Where is Witches Alley? What are “dinkies” and which Greeley residents wore them? What happened to the 1908 neighborhood commune envisioned by UNC professors? In “Bears in the Backyard,” eight historians find the answers.
Greeley, Colorado, can lay claim to a century and a half of stories that dot the high plains and illustrate a celebrated history. But which parts of that storied past can be traced to the neighborhoods that comprise the city’s University District? How does it intersect with the University of Northern Colorado and add to a narrative that underpins Greeley’s spirit of community?
These are the questions eight people set out to explore in their book “Bears in the Backyard: The Story of Greeley’s University District.” The book, nearly a decade in the making, derives its title from the lore of the university’s early founding in newly incorporated Greeley and the rural city’s embrace of education, culture and, yes, bears.
“Not everyone invites bears into their backyard,” says Rebecca (Becky) Safarik, interim development director with the City of Greeley. “But Greeley did.”
Hence, the college’s mascot.
Greeley was one of the first cities in the state with a college, and although UNC was founded on agriculture, it also valued high culture. It was dedicated to training teachers, providing education, and including the community in its mission.
“We wanted to give voice to the many stories about a journey of how an agricultural town grew up with a university.”
Along with her fellow chroniclers — Deb DeBoutez, Ron Edgerton, Mary Borg, Jay Trask, Elizabeth Kellums, Tori Knutsen and the late Peggy Ford Waldo — Becky embarked on a journey beginning in 2011 to detail the “institutional DNA” of Greeley’s University District, made up of six neighborhoods.
According to the Greeley Creative District, which along with the city financed the book’s publication and fronts the book’s website, the 170-page anthology “provides a narrative of the origins and evolution of the city, college and University District, maps, abundant photos, and a chapter dedicated to each of the six historic neighborhoods surrounding the school.”
Welcome to the Neighborhood
“Bears in the Backyard” started by chance, says Deb DeBoutez, Greeley’s former neighborhood engagement specialist, who in 2011 was conducting assessments of each of the six neighborhoods in the recently designated University District.

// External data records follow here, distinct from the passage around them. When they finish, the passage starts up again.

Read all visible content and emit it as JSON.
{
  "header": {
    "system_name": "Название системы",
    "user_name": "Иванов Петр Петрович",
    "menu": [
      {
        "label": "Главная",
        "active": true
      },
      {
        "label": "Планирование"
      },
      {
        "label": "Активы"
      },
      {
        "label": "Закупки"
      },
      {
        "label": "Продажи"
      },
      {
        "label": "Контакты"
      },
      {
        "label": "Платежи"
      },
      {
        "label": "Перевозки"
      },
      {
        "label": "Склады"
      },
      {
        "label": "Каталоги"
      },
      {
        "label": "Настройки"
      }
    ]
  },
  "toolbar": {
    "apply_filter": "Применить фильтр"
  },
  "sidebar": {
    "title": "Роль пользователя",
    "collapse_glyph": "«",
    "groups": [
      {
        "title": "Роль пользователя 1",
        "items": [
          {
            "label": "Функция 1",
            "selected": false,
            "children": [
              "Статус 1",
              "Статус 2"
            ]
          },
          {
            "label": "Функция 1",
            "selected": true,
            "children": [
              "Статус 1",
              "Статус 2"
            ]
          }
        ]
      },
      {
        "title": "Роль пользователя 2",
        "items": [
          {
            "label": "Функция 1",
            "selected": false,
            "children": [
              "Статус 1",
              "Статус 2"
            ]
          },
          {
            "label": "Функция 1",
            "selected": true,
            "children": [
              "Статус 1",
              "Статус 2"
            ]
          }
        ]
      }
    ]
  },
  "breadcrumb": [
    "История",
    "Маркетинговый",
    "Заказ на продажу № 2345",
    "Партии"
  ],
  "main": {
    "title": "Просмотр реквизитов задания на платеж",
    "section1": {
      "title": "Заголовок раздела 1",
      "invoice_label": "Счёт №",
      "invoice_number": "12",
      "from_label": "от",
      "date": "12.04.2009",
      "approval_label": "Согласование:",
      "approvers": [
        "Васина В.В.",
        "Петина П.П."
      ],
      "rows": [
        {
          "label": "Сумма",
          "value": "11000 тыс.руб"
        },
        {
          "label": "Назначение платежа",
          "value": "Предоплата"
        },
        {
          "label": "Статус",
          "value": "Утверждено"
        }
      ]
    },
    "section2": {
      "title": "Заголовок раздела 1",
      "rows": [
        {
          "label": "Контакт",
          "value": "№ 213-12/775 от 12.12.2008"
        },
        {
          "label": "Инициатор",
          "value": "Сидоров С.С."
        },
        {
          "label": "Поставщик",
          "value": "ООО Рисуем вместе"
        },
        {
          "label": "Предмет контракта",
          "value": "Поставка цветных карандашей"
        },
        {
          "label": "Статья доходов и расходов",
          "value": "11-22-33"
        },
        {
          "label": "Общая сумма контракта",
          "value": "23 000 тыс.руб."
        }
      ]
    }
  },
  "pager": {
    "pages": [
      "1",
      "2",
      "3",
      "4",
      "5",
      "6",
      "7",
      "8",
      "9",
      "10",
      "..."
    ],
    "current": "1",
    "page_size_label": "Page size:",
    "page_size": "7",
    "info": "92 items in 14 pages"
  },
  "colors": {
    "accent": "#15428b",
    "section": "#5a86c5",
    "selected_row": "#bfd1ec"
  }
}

Beyond gathering typical input on capital improvement and beautification projects, Deb was hearing residents reminisce about the “old days” and the people who inhabited the neighborhoods.
“We did a collective whoa!” adds Becky, who joined the meetings. “These were really cool stories.”
The two saw the value in collecting — and recording — the oral histories that up until that time had not been made publicly available. More meetings led to one-on-one interviews, which in turn, led to a gathering of photos, drawings and memorabilia — material documenting the formation, growth and evolution of each neighborhood over time.
“We didn’t know what we were going to do with all of this material,” adds Deb, “but we thought it was important [to collect it.]”
As the two continued to interview residents and compile archival material from the Greeley Museums, they realized there was something missing: The university. Soon, Deb and Becky consulted faculty and university historians who poured additional stories, historical background, and significant university benchmarks into the discussion, broadening the narrative and connecting it to the city of Greeley.
Labor of Love
As years went by, Becky’s “pet project” became a “labor of love” when Ron Edgerton, UNC History Professor Emeritus, and Mary Borg, UNC History Lecturer Emeritus, came on board to provide their perspective and editorial expertise. The year was 2020. There was a pandemic and Greeley was about to celebrate its 150th anniversary. It was time to put pen to paper and move the project to publication.
In July 2021, with the help of graphic artist and UNC graduate Tori Knutsen and other dedicated volunteers-turned-authors, “Bears in the Backyard” was finally published.
Beyond the history of the area, the book is chock full of stories passed down by generations of families, children, business owners, faculty and community leaders, all who bring to life the unique relationship between a community and a college.
It’s that relationship, adds Ron Edgerton, and the way Greeley “can get its hands dirty” but still value its arts and education that make the city attractive.
“We have our own identity in Greeley. It’s real… and that feels good.”
At the end of each neighborhood chapter, readers will find walking tour maps and guides to help them discover the distinctive attributes of each neighborhood on their own. In addition, there is information about how to arrange for a tour of the campus.
For more information about “Bears in the Backyard: The Story of Greeley’s University District” and where you can purchase a copy, visit the Greeley Creative District. All proceeds benefit the district.
How does your own story intersect with the City of Greeley and its University District? Share your experiences to help us write the next Greeley story.